The U.S. government needs to fix two problems. One is the complex and restrictive nuclear export regulatory regime. Under current nuclear export control rules, U.S. nuclear export licensing is administered by four agencies with different regulations and a complex interagency review process. It is incredibly time-consuming and administratively challenging for U.S. exporters and their customers to navigate such a byzantine bureaucratic maze. The DOE’s U.S. Nuclear Nexus is a helpful tool, but it does not solve the fundamental problem of the fragmented application process. Additionally, the United States only provides nuclear expertise via the “123 Agreement,” which does not cover growing nuclear demand in Asia and the Middle East. This regulatory restriction leaves these markets up for grabs to Russian and Chinese nuclear exporters. The U.S. government should streamline the export license application and review process. The Nuclear Regulatory Commission and the DOE’s National Nuclear Security Administration need to consider establishing a more efficient licensing process for new advanced nuclear technologies, including small modular reactors, microreactors, and other advanced designs.
The other issue is affordability and financing. Building new reactors is both capital-intensive and financially risky for the purchasing party and the vendor. The total actual cost for constructing a nuclear power plant in the United States is often three times as expected. Countries that need nuclear power often lack the funding for it. Russian and Chinese nuclear exporters can beat out private U.S. reactor providers because they receive state subsidies and can provide attractive financing terms. The U.S. government should maximize engagement between the private sector and government institutions with financing abilities, such as the DFC and the Export-Import Bank, to develop financing options and make U.S. nuclear reactors affordable for foreign customers. American policymakers should also seek the option of co-financing new nuclear projects with U.S. allies and partners.
Since Russia’s invasion of Ukraine, Russia’s state-owned Rosatom has already encountered a cancellation on a contracted nuclear power plant in Finland. Worsening geopolitical tensions and increased uncertainties may stall Rosatom’s expansion. The United States should not wait for Russia’s influence to wane or allow Chinese players to seize more market share.

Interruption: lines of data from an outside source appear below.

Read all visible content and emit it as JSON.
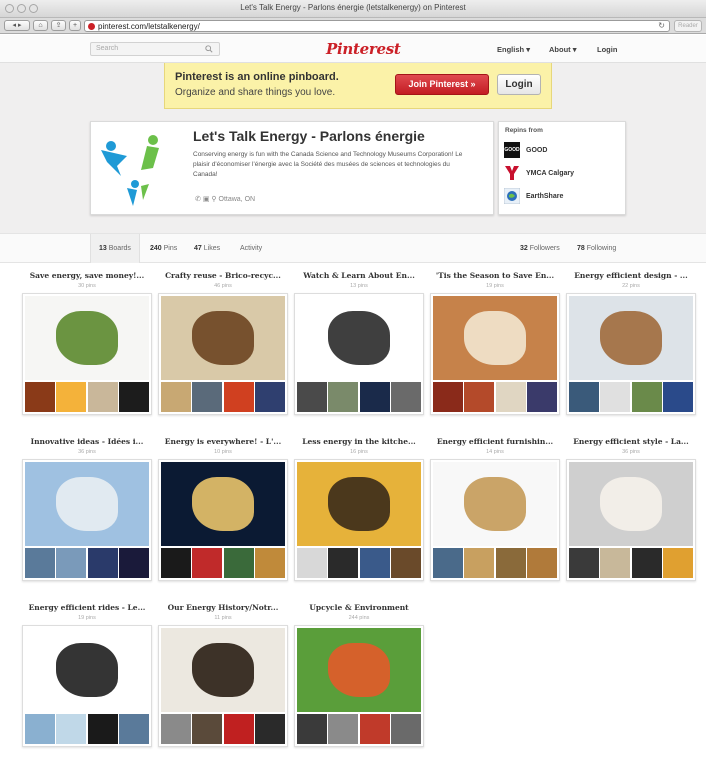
{
  "browser": {
    "window_title": "Let's Talk Energy - Parlons énergie (letstalkenergy) on Pinterest",
    "url": "pinterest.com/letstalkenergy/",
    "reader_label": "Reader"
  },
  "header": {
    "search_placeholder": "Search",
    "logo": "Pinterest",
    "nav": [
      "English",
      "About",
      "Login"
    ]
  },
  "banner": {
    "title": "Pinterest is an online pinboard.",
    "subtitle": "Organize and share things you love.",
    "join_label": "Join Pinterest",
    "login_label": "Login"
  },
  "profile": {
    "name": "Let's Talk Energy - Parlons énergie",
    "description": "Conserving energy is fun with the Canada Science and Technology Museums Corporation! Le plaisir d'économiser l'énergie avec la Société des musées de sciences et technologies du Canada!",
    "location": "Ottawa, ON",
    "logo_colors": [
      "#1f9ad6",
      "#6cc04a"
    ]
  },
  "repins": {
    "title": "Repins from",
    "items": [
      {
        "name": "GOOD",
        "color": "#111111"
      },
      {
        "name": "YMCA Calgary",
        "color": "#c8102e"
      },
      {
        "name": "EarthShare",
        "color": "#2a6ebb"
      }
    ]
  },
  "tabs": {
    "boards": {
      "count": "13",
      "label": "Boards"
    },
    "pins": {
      "count": "240",
      "label": "Pins"
    },
    "likes": {
      "count": "47",
      "label": "Likes"
    },
    "activity": {
      "label": "Activity"
    },
    "followers": {
      "count": "32",
      "label": "Followers"
    },
    "following": {
      "count": "78",
      "label": "Following"
    }
  },
  "boards": [
    {
      "title": "Save energy, save money!...",
      "count": "30 pins",
      "main": [
        "#f6f6f4",
        "#5c8a2e"
      ],
      "thumbs": [
        "#8a3a18",
        "#f4b23a",
        "#c9b79a",
        "#1c1c1c"
      ]
    },
    {
      "title": "Crafty reuse - Brico-recyc...",
      "count": "46 pins",
      "main": [
        "#d9c9a8",
        "#6b4420"
      ],
      "thumbs": [
        "#c8a873",
        "#5a6a7a",
        "#d04020",
        "#2f3f6f"
      ]
    },
    {
      "title": "Watch & Learn About En...",
      "count": "13 pins",
      "main": [
        "#ffffff",
        "#2a2a2a"
      ],
      "thumbs": [
        "#4a4a4a",
        "#7a8a6a",
        "#1a2a4a",
        "#6a6a6a"
      ]
    },
    {
      "title": "'Tis the Season to Save En...",
      "count": "19 pins",
      "main": [
        "#c6824a",
        "#f2e6cf"
      ],
      "thumbs": [
        "#8a2a1a",
        "#b44a2a",
        "#e0d6c2",
        "#3a3a6a"
      ]
    },
    {
      "title": "Energy efficient design - ...",
      "count": "22 pins",
      "main": [
        "#dde3e8",
        "#a06a3c"
      ],
      "thumbs": [
        "#3a5a7a",
        "#e0e0e0",
        "#6a8a4a",
        "#2a4a8a"
      ]
    },
    {
      "title": "Innovative ideas - Idées i...",
      "count": "36 pins",
      "main": [
        "#9fc1e1",
        "#e8eef3"
      ],
      "thumbs": [
        "#5a7a9a",
        "#7a9aba",
        "#2a3a6a",
        "#1a1a3a"
      ]
    },
    {
      "title": "Energy is everywhere! - L'...",
      "count": "10 pins",
      "main": [
        "#0b1a33",
        "#e9c46a"
      ],
      "thumbs": [
        "#1a1a1a",
        "#c02a2a",
        "#3a6a3a",
        "#c08a3a"
      ]
    },
    {
      "title": "Less energy in the kitche...",
      "count": "16 pins",
      "main": [
        "#e6b23a",
        "#3a2a1a"
      ],
      "thumbs": [
        "#d8d8d8",
        "#2a2a2a",
        "#3a5a8a",
        "#6a4a2a"
      ]
    },
    {
      "title": "Energy efficient furnishin...",
      "count": "14 pins",
      "main": [
        "#f8f8f8",
        "#c49a58"
      ],
      "thumbs": [
        "#4a6a8a",
        "#c8a060",
        "#8a6a3a",
        "#b07a3a"
      ]
    },
    {
      "title": "Energy efficient style - La...",
      "count": "36 pins",
      "main": [
        "#cfcfcf",
        "#f5f1ea"
      ],
      "thumbs": [
        "#3a3a3a",
        "#c8b89a",
        "#2a2a2a",
        "#e0a030"
      ]
    },
    {
      "title": "Energy efficient rides - Le...",
      "count": "19 pins",
      "main": [
        "#ffffff",
        "#1e1e1e"
      ],
      "thumbs": [
        "#8ab0d0",
        "#c0d8e8",
        "#1a1a1a",
        "#5a7a9a"
      ]
    },
    {
      "title": "Our Energy History/Notr...",
      "count": "11 pins",
      "main": [
        "#ece8e0",
        "#2a1e14"
      ],
      "thumbs": [
        "#8a8a8a",
        "#5a4a3a",
        "#c02020",
        "#2a2a2a"
      ]
    },
    {
      "title": "Upcycle & Environment",
      "count": "244 pins",
      "main": [
        "#5a9e3a",
        "#e25a2a"
      ],
      "thumbs": [
        "#3a3a3a",
        "#8a8a8a",
        "#c03a2a",
        "#6a6a6a"
      ]
    }
  ]
}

It should re-establish its leadership in the global civil nuclear power export market. If it does not, the opportunity costs are more than uncreated jobs and missed revenue. Such a failure will also cost U.S. leadership in setting safety and security standards in the global civil nuclear energy industry, in shaping the global nuclear nonproliferation regime, and in the geopolitical and geoeconomic competition against its major rivals.